## Work instructions
Below are the records; copy each line in which "posiłki" occurs.

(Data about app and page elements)
^^^^^^^^
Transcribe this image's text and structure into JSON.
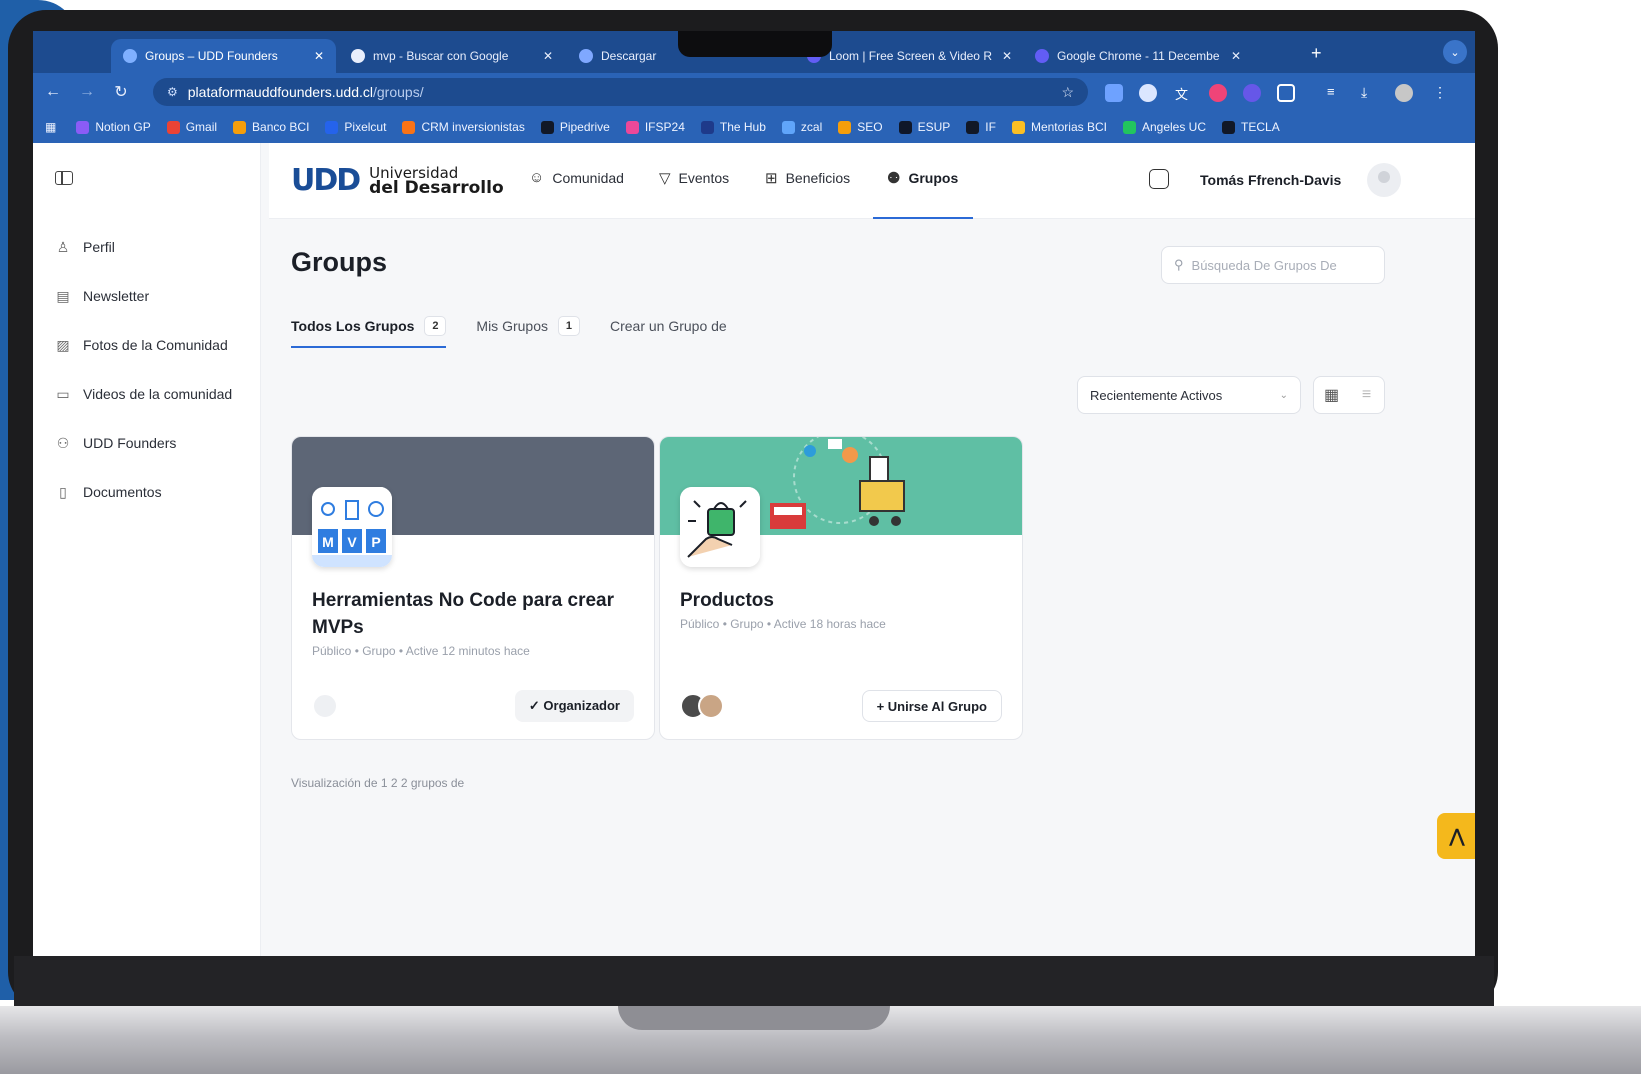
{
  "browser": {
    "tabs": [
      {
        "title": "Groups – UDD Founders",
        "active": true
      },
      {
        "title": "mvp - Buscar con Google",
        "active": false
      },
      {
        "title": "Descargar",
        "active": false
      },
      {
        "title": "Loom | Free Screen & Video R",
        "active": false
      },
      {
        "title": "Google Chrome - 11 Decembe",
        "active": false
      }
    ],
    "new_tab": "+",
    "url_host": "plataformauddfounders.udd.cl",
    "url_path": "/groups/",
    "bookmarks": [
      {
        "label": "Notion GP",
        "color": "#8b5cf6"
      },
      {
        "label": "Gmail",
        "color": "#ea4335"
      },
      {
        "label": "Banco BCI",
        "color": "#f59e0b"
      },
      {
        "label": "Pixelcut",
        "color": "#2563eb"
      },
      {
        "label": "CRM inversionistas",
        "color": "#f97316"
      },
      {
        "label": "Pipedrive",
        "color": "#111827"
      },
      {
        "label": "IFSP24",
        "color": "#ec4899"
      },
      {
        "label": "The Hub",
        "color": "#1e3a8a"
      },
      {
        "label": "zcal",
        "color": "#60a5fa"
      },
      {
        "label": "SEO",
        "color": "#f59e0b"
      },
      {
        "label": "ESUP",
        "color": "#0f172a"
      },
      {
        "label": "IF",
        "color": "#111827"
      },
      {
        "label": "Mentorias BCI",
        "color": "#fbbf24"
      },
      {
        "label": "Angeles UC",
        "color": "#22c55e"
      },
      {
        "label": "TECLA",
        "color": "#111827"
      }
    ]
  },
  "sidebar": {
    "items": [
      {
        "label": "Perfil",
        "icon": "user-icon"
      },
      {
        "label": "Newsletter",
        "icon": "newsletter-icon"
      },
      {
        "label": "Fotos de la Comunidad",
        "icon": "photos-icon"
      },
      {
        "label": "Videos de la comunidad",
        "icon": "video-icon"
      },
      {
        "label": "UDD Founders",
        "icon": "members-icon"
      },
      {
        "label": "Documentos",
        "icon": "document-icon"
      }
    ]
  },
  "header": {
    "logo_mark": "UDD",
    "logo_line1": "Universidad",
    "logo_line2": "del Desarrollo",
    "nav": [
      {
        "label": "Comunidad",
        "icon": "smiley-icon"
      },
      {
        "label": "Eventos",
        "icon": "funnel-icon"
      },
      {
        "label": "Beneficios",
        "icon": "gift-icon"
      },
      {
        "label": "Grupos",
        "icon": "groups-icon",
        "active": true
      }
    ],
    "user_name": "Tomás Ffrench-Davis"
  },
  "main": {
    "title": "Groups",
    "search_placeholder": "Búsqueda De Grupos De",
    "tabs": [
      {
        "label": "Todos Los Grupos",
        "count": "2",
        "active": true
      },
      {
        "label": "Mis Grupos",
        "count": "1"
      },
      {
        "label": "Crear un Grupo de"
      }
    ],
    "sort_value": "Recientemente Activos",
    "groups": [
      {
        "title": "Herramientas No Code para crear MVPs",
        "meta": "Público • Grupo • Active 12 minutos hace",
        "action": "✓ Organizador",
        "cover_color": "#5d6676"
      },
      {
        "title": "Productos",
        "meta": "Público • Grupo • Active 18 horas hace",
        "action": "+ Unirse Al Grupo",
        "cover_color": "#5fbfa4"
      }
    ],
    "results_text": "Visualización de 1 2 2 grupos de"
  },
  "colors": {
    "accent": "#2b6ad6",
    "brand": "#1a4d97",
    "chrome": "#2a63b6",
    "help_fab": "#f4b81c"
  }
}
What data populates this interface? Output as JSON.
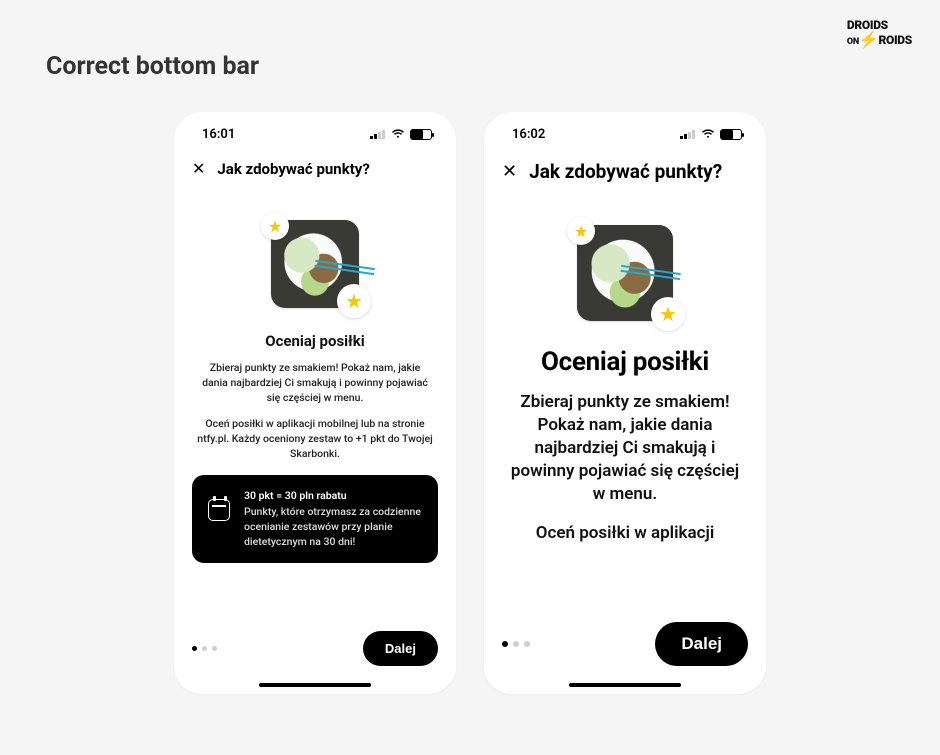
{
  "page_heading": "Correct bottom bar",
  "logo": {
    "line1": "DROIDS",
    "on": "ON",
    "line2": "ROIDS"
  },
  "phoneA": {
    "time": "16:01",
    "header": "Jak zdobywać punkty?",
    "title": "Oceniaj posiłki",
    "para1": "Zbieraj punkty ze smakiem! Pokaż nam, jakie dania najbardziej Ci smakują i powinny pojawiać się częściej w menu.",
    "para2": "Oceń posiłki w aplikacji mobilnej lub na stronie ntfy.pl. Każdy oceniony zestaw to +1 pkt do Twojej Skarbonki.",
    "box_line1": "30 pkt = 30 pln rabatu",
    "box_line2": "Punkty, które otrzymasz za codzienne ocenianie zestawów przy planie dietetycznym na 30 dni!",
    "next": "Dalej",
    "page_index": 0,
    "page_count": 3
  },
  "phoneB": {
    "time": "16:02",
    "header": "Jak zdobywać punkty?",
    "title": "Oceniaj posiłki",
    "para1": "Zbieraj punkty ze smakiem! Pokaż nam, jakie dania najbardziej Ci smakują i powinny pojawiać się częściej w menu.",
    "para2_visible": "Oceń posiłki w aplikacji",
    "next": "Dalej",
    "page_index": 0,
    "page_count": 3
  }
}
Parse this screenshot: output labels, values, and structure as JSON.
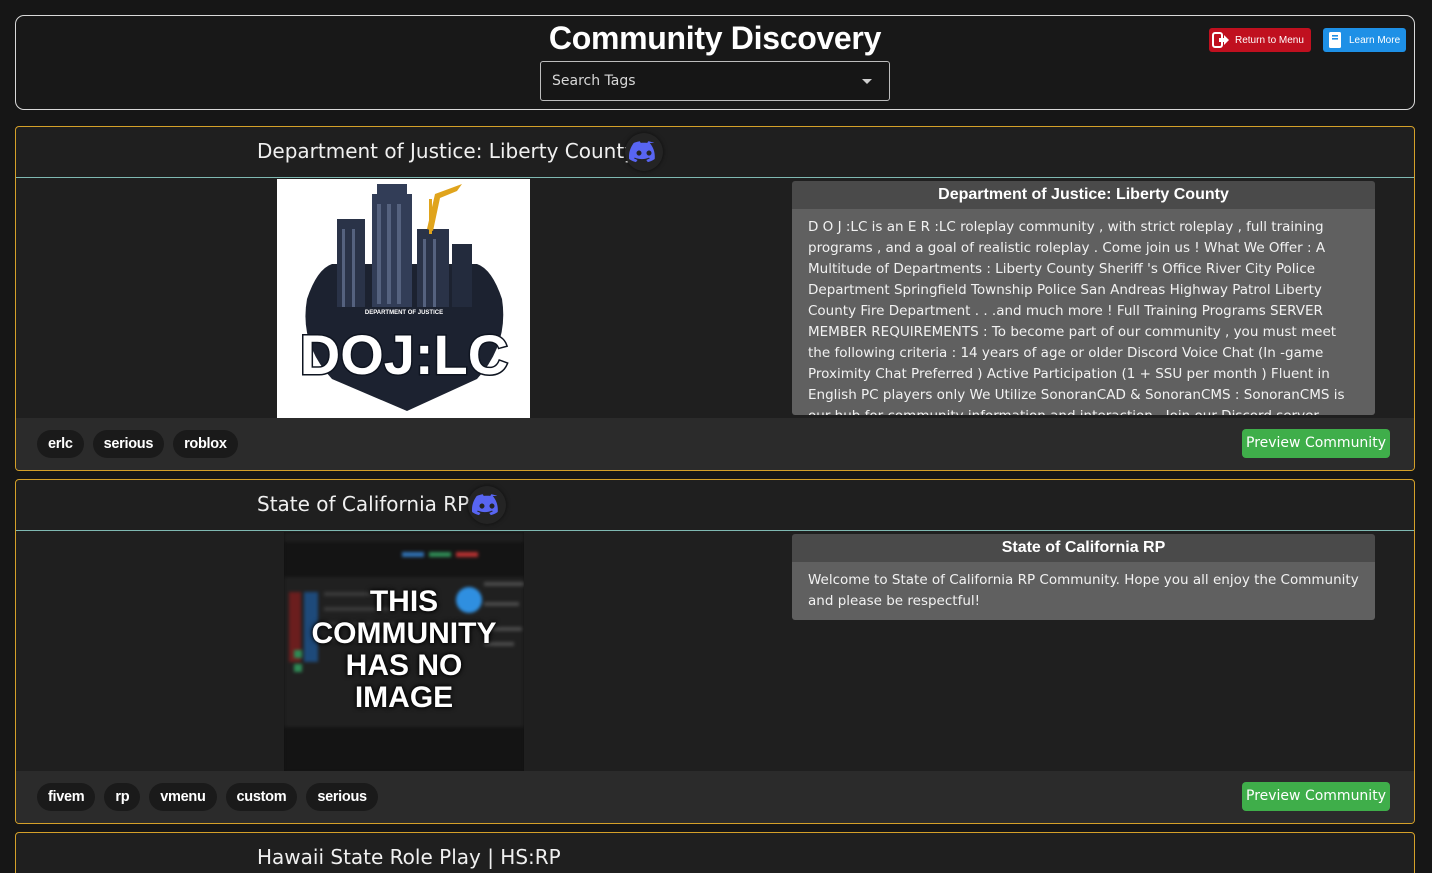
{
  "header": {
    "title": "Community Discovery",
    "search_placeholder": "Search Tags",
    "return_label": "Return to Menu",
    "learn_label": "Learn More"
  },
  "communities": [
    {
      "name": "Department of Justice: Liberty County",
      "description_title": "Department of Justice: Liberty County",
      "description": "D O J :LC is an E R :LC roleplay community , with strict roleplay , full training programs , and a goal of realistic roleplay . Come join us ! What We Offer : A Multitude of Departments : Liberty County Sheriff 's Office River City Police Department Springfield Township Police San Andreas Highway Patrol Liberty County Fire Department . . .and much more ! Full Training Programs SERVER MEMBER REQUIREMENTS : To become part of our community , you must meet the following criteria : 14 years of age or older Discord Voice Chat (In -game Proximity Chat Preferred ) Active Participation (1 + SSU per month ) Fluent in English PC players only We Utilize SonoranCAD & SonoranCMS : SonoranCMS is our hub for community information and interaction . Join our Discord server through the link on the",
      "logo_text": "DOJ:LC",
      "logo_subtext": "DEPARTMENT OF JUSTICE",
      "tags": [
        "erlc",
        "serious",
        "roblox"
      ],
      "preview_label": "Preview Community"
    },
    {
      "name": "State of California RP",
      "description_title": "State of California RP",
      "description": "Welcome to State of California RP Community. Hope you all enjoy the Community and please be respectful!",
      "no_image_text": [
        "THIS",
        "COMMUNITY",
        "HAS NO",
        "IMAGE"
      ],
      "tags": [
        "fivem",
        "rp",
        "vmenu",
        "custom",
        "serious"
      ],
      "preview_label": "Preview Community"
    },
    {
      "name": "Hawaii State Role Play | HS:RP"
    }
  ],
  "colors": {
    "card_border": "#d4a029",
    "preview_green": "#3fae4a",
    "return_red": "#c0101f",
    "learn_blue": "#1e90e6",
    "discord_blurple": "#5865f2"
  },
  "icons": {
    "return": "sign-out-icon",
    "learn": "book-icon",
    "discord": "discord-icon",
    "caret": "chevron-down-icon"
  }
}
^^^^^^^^
## The completed task
    "title": "Oceniaj posiłki",
    "para2": "Oceń posiłki w aplikacji mobilnej lub na stronie ntfy.pl. Każdy oceniony zestaw to +1 pkt do Twojej Skarbonki.",
    "title": "Oceniaj posiłki",
    "para2_visible": "Oceń posiłki w aplikacji",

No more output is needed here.